BEGIN Data for processing

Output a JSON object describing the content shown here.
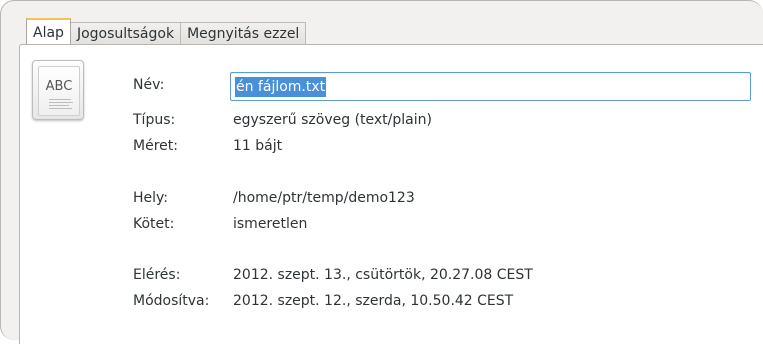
{
  "tabs": [
    {
      "label": "Alap",
      "active": true
    },
    {
      "label": "Jogosultságok",
      "active": false
    },
    {
      "label": "Megnyitás ezzel",
      "active": false
    }
  ],
  "file_icon": {
    "text": "ABC",
    "icon": "text-file-icon"
  },
  "fields": {
    "name_label": "Név:",
    "name_value": "én fájlom.txt",
    "type_label": "Típus:",
    "type_value": "egyszerű szöveg (text/plain)",
    "size_label": "Méret:",
    "size_value": "11 bájt",
    "location_label": "Hely:",
    "location_value": "/home/ptr/temp/demo123",
    "volume_label": "Kötet:",
    "volume_value": "ismeretlen",
    "accessed_label": "Elérés:",
    "accessed_value": "2012. szept. 13., csütörtök, 20.27.08 CEST",
    "modified_label": "Módosítva:",
    "modified_value": "2012. szept. 12., szerda, 10.50.42 CEST"
  },
  "colors": {
    "active_tab_accent": "#f0c35e",
    "selection": "#4a90d9",
    "input_focus_border": "#5e9bd4"
  }
}
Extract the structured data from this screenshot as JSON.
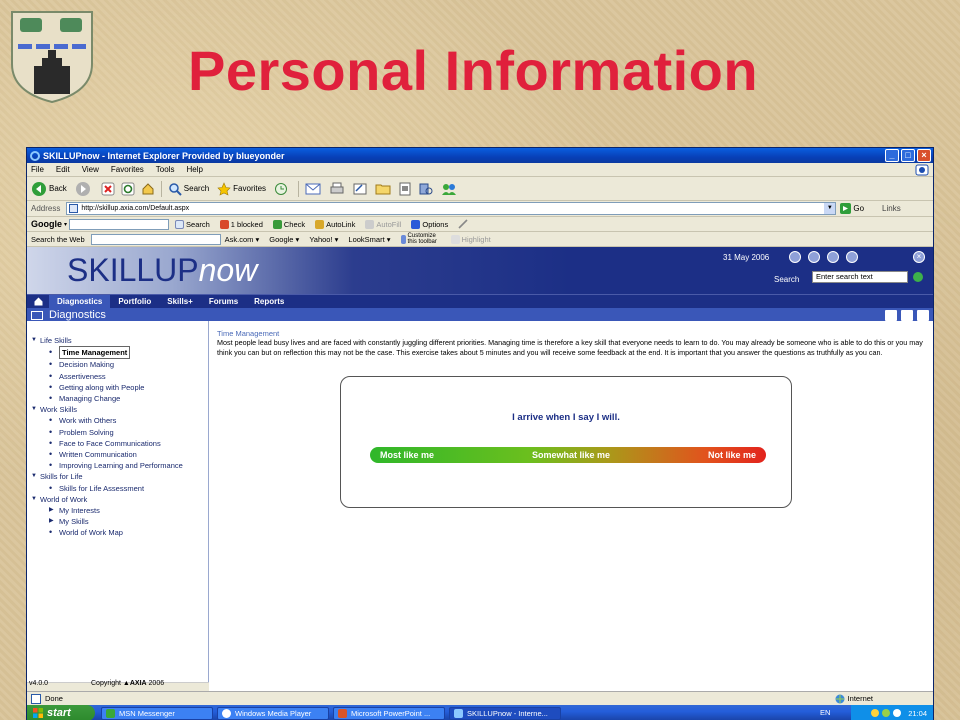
{
  "slide": {
    "title": "Personal Information"
  },
  "window": {
    "title": "SKILLUPnow - Internet Explorer Provided by blueyonder",
    "menu": [
      "File",
      "Edit",
      "View",
      "Favorites",
      "Tools",
      "Help"
    ],
    "toolbar": {
      "back": "Back",
      "search": "Search",
      "favorites": "Favorites"
    },
    "address": {
      "label": "Address",
      "url": "http://skillup.axia.com/Default.aspx",
      "go": "Go",
      "links": "Links"
    },
    "google_bar": {
      "logo": "Google",
      "search": "Search",
      "blocked": "1 blocked",
      "check": "Check",
      "autolink": "AutoLink",
      "autofill": "AutoFill",
      "options": "Options"
    },
    "search_bar": {
      "label": "Search the Web",
      "items": [
        "Ask.com",
        "Google",
        "Yahoo!",
        "LookSmart"
      ],
      "customize": "Customize this toolbar",
      "highlight": "Highlight"
    }
  },
  "site": {
    "logo_main": "SKILLUP",
    "logo_suffix": "now",
    "date": "31 May 2006",
    "search_label": "Search",
    "search_placeholder": "Enter search text",
    "nav": [
      "Diagnostics",
      "Portfolio",
      "Skills+",
      "Forums",
      "Reports"
    ],
    "active_nav": "Diagnostics",
    "page_header": "Diagnostics"
  },
  "sidebar": {
    "sections": [
      {
        "label": "Life Skills",
        "items": [
          {
            "label": "Time Management",
            "selected": true
          },
          {
            "label": "Decision Making"
          },
          {
            "label": "Assertiveness"
          },
          {
            "label": "Getting along with People"
          },
          {
            "label": "Managing Change"
          }
        ]
      },
      {
        "label": "Work Skills",
        "items": [
          {
            "label": "Work with Others"
          },
          {
            "label": "Problem Solving"
          },
          {
            "label": "Face to Face Communications"
          },
          {
            "label": "Written Communication"
          },
          {
            "label": "Improving Learning and Performance"
          }
        ]
      },
      {
        "label": "Skills for Life",
        "items": [
          {
            "label": "Skills for Life Assessment"
          }
        ]
      },
      {
        "label": "World of Work",
        "items": [
          {
            "label": "My Interests",
            "arrow": true
          },
          {
            "label": "My Skills",
            "arrow": true
          },
          {
            "label": "World of Work Map"
          }
        ]
      }
    ]
  },
  "main": {
    "section_title": "Time Management",
    "intro": "Most people lead busy lives and are faced with constantly juggling different priorities. Managing time is therefore a key skill that everyone needs to learn to do. You may already be someone who is able to do this or you may think you can but on reflection this may not be the case. This exercise takes about 5 minutes and you will receive some feedback at the end. It is important that you answer the questions as truthfully as you can.",
    "question": "I arrive when I say I will.",
    "scale": {
      "left": "Most like me",
      "middle": "Somewhat like me",
      "right": "Not like me"
    }
  },
  "footer": {
    "version": "v4.0.0",
    "copyright": "Copyright",
    "brand": "AXIA",
    "year": "2006"
  },
  "status": {
    "text": "Done",
    "zone": "Internet"
  },
  "taskbar": {
    "start": "start",
    "tasks": [
      "MSN Messenger",
      "Windows Media Player",
      "Microsoft PowerPoint ...",
      "SKILLUPnow - Interne..."
    ],
    "lang": "EN",
    "clock": "21:04"
  }
}
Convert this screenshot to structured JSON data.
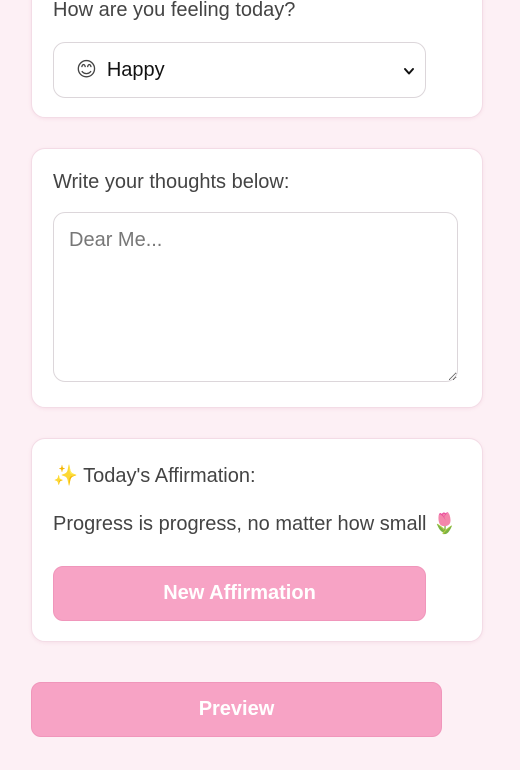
{
  "mood": {
    "label": "How are you feeling today?",
    "selected_emoji": "😊",
    "selected_value": "Happy"
  },
  "thoughts": {
    "label": "Write your thoughts below:",
    "placeholder": "Dear Me...",
    "value": ""
  },
  "affirmation": {
    "heading_icon": "✨",
    "heading": "Today's Affirmation:",
    "text": "Progress is progress, no matter how small",
    "text_icon": "🌷",
    "button_label": "New Affirmation"
  },
  "preview": {
    "button_label": "Preview"
  },
  "colors": {
    "background": "#fdf0f5",
    "button_pink": "#f7a3c5",
    "card_border": "#f3dce6"
  }
}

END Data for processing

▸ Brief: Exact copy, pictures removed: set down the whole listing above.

▸ The completed task:
Output a JSON object describing the content shown here.
{
  "tabs": [
    {
      "label": "Alap",
      "active": true
    },
    {
      "label": "Jogosultságok",
      "active": false
    },
    {
      "label": "Megnyitás ezzel",
      "active": false
    }
  ],
  "file_icon": {
    "text": "ABC",
    "icon": "text-file-icon"
  },
  "fields": {
    "name_label": "Név:",
    "name_value": "én fájlom.txt",
    "type_label": "Típus:",
    "type_value": "egyszerű szöveg (text/plain)",
    "size_label": "Méret:",
    "size_value": "11 bájt",
    "location_label": "Hely:",
    "location_value": "/home/ptr/temp/demo123",
    "volume_label": "Kötet:",
    "volume_value": "ismeretlen",
    "accessed_label": "Elérés:",
    "accessed_value": "2012. szept. 13., csütörtök, 20.27.08 CEST",
    "modified_label": "Módosítva:",
    "modified_value": "2012. szept. 12., szerda, 10.50.42 CEST"
  },
  "colors": {
    "active_tab_accent": "#f0c35e",
    "selection": "#4a90d9",
    "input_focus_border": "#5e9bd4"
  }
}
Extract the structured data from this screenshot as JSON.
{
  "slide": {
    "title": "Personal Information"
  },
  "window": {
    "title": "SKILLUPnow - Internet Explorer Provided by blueyonder",
    "menu": [
      "File",
      "Edit",
      "View",
      "Favorites",
      "Tools",
      "Help"
    ],
    "toolbar": {
      "back": "Back",
      "search": "Search",
      "favorites": "Favorites"
    },
    "address": {
      "label": "Address",
      "url": "http://skillup.axia.com/Default.aspx",
      "go": "Go",
      "links": "Links"
    },
    "google_bar": {
      "logo": "Google",
      "search": "Search",
      "blocked": "1 blocked",
      "check": "Check",
      "autolink": "AutoLink",
      "autofill": "AutoFill",
      "options": "Options"
    },
    "search_bar": {
      "label": "Search the Web",
      "items": [
        "Ask.com",
        "Google",
        "Yahoo!",
        "LookSmart"
      ],
      "customize": "Customize this toolbar",
      "highlight": "Highlight"
    }
  },
  "site": {
    "logo_main": "SKILLUP",
    "logo_suffix": "now",
    "date": "31 May 2006",
    "search_label": "Search",
    "search_placeholder": "Enter search text",
    "nav": [
      "Diagnostics",
      "Portfolio",
      "Skills+",
      "Forums",
      "Reports"
    ],
    "active_nav": "Diagnostics",
    "page_header": "Diagnostics"
  },
  "sidebar": {
    "sections": [
      {
        "label": "Life Skills",
        "items": [
          {
            "label": "Time Management",
            "selected": true
          },
          {
            "label": "Decision Making"
          },
          {
            "label": "Assertiveness"
          },
          {
            "label": "Getting along with People"
          },
          {
            "label": "Managing Change"
          }
        ]
      },
      {
        "label": "Work Skills",
        "items": [
          {
            "label": "Work with Others"
          },
          {
            "label": "Problem Solving"
          },
          {
            "label": "Face to Face Communications"
          },
          {
            "label": "Written Communication"
          },
          {
            "label": "Improving Learning and Performance"
          }
        ]
      },
      {
        "label": "Skills for Life",
        "items": [
          {
            "label": "Skills for Life Assessment"
          }
        ]
      },
      {
        "label": "World of Work",
        "items": [
          {
            "label": "My Interests",
            "arrow": true
          },
          {
            "label": "My Skills",
            "arrow": true
          },
          {
            "label": "World of Work Map"
          }
        ]
      }
    ]
  },
  "main": {
    "section_title": "Time Management",
    "intro": "Most people lead busy lives and are faced with constantly juggling different priorities. Managing time is therefore a key skill that everyone needs to learn to do. You may already be someone who is able to do this or you may think you can but on reflection this may not be the case. This exercise takes about 5 minutes and you will receive some feedback at the end. It is important that you answer the questions as truthfully as you can.",
    "question": "I arrive when I say I will.",
    "scale": {
      "left": "Most like me",
      "middle": "Somewhat like me",
      "right": "Not like me"
    }
  },
  "footer": {
    "version": "v4.0.0",
    "copyright": "Copyright",
    "brand": "AXIA",
    "year": "2006"
  },
  "status": {
    "text": "Done",
    "zone": "Internet"
  },
  "taskbar": {
    "start": "start",
    "tasks": [
      "MSN Messenger",
      "Windows Media Player",
      "Microsoft PowerPoint ...",
      "SKILLUPnow - Interne..."
    ],
    "lang": "EN",
    "clock": "21:04"
  }
}
Convert this screenshot to structured JSON data.
{
  "mood": {
    "label": "How are you feeling today?",
    "selected_emoji": "😊",
    "selected_value": "Happy"
  },
  "thoughts": {
    "label": "Write your thoughts below:",
    "placeholder": "Dear Me...",
    "value": ""
  },
  "affirmation": {
    "heading_icon": "✨",
    "heading": "Today's Affirmation:",
    "text": "Progress is progress, no matter how small",
    "text_icon": "🌷",
    "button_label": "New Affirmation"
  },
  "preview": {
    "button_label": "Preview"
  },
  "colors": {
    "background": "#fdf0f5",
    "button_pink": "#f7a3c5",
    "card_border": "#f3dce6"
  }
}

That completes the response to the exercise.